Natasha was finding it harder and harder to control her anger with her two children, ages 6 and 8. Particularly, she found herself yelling at her older daughter way too often and her husband had begun to point it out to her. She was losing it and decided to take some parenting classes. The techniques she learned were very good but after three months of applying them, her anger was still out of control. She began feeling bad about herself and thinking she was a terrible mom. She was feeling hopeless.

Judaism takes a strong stand against anger because it is such a toxic and destructive feeling. Our Rabbis suggest many ways to control and reduce feelings of anger such as creating a picture of one’s self not getting angry and looking calm, reframing the situation, trusting more in God, and letting go of needing to control every outcome, to name a few. All of these are effective tools in dealing with anger in what I call, a decontextualized way; that is, they are universal remedies for treating anger in a generalized or generic way.

Exercising self-control when angry is critical in all situations. But the goal isn’t just to control our anger, it’s to understand the deeper meanings of our anger in order to transform ourselves. We do this by understanding the unique meaning of the feeling as it is experienced by us personally, in the unique context of our lives. This approach is called, contextualizing one’s feelings.

When we come to understand the unique meaning of our feelings we not only stand a chance of diminishing our anger, we gain a deeper and more expansive understanding of ourselves and our emotional world. With this expanded self-awareness new possibilities open up for becoming one’s best self. Feelings are information and every feeling has a powerful lesson to teach us something important about who we are.

The key to implementing a contextual approach to transforming difficult feelings is to ask questions that contextualize one’s emotional experience. Here are some examples:

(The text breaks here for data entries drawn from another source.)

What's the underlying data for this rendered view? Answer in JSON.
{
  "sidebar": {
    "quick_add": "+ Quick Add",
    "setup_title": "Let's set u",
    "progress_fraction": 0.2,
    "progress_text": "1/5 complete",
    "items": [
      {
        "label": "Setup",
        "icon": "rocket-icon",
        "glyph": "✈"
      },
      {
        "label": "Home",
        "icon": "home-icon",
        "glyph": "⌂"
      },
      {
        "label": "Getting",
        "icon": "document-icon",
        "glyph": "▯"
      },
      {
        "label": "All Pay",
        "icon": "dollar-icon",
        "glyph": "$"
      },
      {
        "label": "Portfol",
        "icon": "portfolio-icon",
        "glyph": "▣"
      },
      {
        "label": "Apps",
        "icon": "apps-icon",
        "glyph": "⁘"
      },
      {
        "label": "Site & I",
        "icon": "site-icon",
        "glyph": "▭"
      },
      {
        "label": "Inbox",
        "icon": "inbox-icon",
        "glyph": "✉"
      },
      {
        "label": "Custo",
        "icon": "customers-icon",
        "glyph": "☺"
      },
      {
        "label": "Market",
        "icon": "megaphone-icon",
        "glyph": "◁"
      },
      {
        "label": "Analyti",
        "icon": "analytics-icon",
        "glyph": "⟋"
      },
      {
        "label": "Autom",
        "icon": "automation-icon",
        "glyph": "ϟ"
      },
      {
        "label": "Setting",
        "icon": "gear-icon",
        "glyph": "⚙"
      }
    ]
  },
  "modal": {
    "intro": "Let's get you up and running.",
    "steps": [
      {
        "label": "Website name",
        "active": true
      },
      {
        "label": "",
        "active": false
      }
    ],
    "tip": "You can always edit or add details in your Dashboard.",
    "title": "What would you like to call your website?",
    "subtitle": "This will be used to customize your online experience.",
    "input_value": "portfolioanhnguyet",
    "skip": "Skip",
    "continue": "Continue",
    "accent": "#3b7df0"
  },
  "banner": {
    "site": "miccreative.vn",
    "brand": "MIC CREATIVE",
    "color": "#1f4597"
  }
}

  • Why am I feeling this way in this specific time and place?
  • Why am I feeling this way with this person and not with other people?
  • What was the specific trigger that brought about this feeling?
  • Have I ever felt this way before?
  • When is the first time I remember having this feeling? Is there a specific memory?

How does this person I am presently engaged with remind me of someone in my past who first triggered this feeling?

When Natasha explored her anger contextually, she discovered some amazing things about herself and the unique meanings of her anger. First, she realized that she felt threatened and overwhelmed by the needs of her children, emotionally choked by their neediness. She felt angry that they needed her so much, which made no sense since she clearly understood that there was nothing unusual about their needs. Nonetheless, she resented them.

Second, when Natasha explored her past, she began to see the connection between her current anger and the bad feelings she had as child in her relationship with her mother. She remembered as a child being overwhelmed by her mother’s self-centered demands. Now as an adult, she began to understand that her mother had narcissistic tendencies that made her feel suffocated. She also saw that she was transferring her childhood anger at her mother onto her children because she had never resolved her anger towards her mom.

Upon discovering this connection, she was able to uncouple her anger towards her children from her anger towards her mom by recognizing that her children’s needs were reasonable while her mother’s narcissistic needs was truly dangerous. Natasha felt a sense of liberation with this discovery and was able to better deal with her children’s needs with more patience, kindness, and sensitivity.

Natasha’s transformation of her anger from intolerable to tolerable demonstrates the power of contextualizing one’s feelings. If you’re struggling with a difficult feeling the relief you long for may be found by exploring the meaning of your feelings contextually.